Palau has been towards the top of my travel bucket list since I first got certified to scuba dive, almost 25 years ago. Even though I waited until I was married and had kids who were certified to scuba dive themselves, I’m happy to report I finally made it there, and it lived up to all the hype. The thriving colorful coral reefs, variety of species, and abundance of marine life was absolutely mind-blowing. It’s a diver’s dream!
The natural beauty of Palau, both above and below the water, was like something out of a movie or a painting. Cruising between the lush Rock Islands through the pristine turquoise sea, listening to the tropical bird calls, having a picnic lunch on the white sand beach where two seasons of “Survivor” was filmed, it was easy to let the stress of the world drift away.
Palau has done an impressive job of protecting their natural resources. Palau created the world’s first shark sanctuary. They set aside 445 islands along with their surrounding lagoons as a Unesco World Heritage Site, and they lead the Micronesia Challenge initiative to preserve coastal waters and forest land. Only Palauans can own land and businesses in Palau, which means foreign investors can’t come in and overbuild.
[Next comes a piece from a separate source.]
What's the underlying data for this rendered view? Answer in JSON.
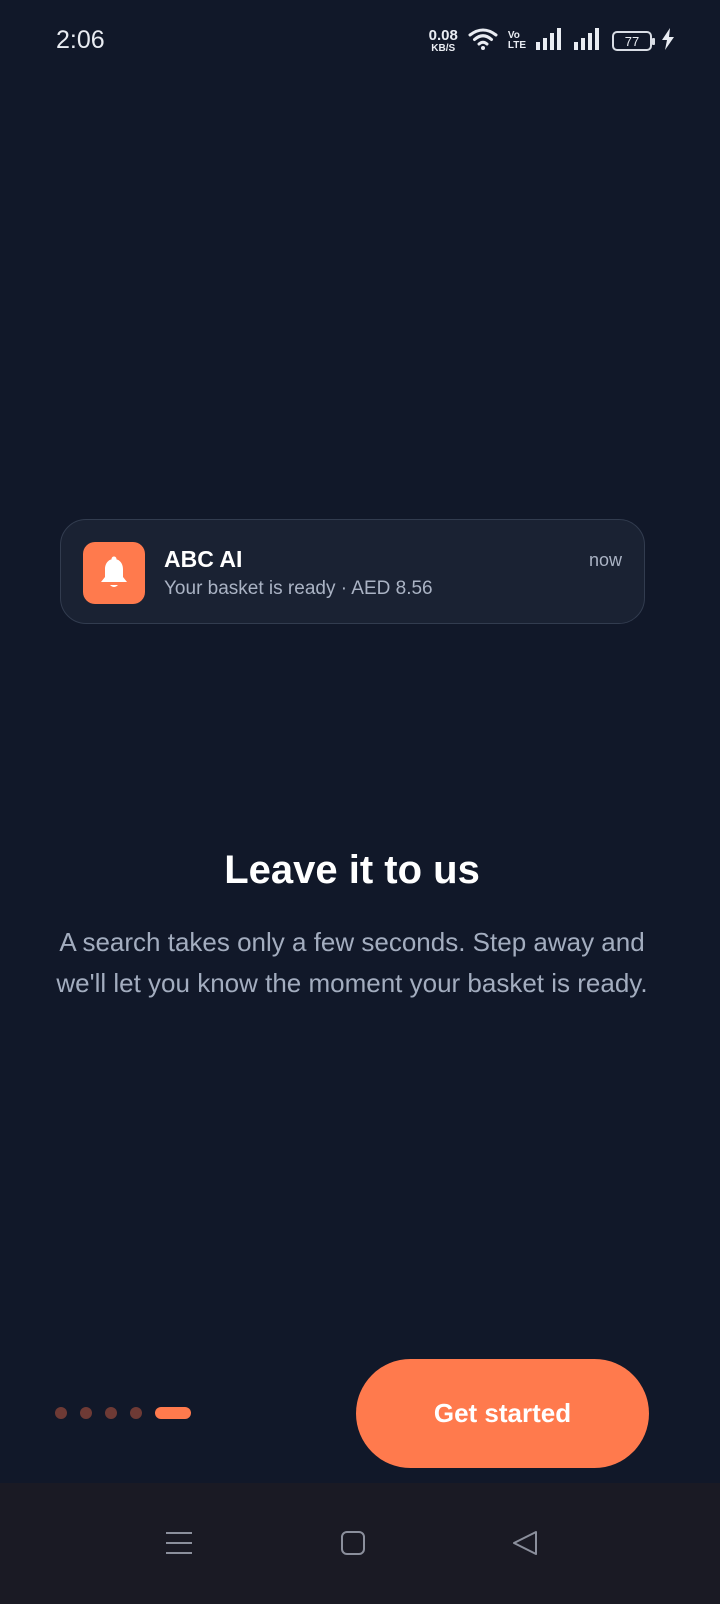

One of our nature guides joked that back in the 1970’s when much of the rest of the world began talking about becoming “green,” Palau thought, that’s just how you live.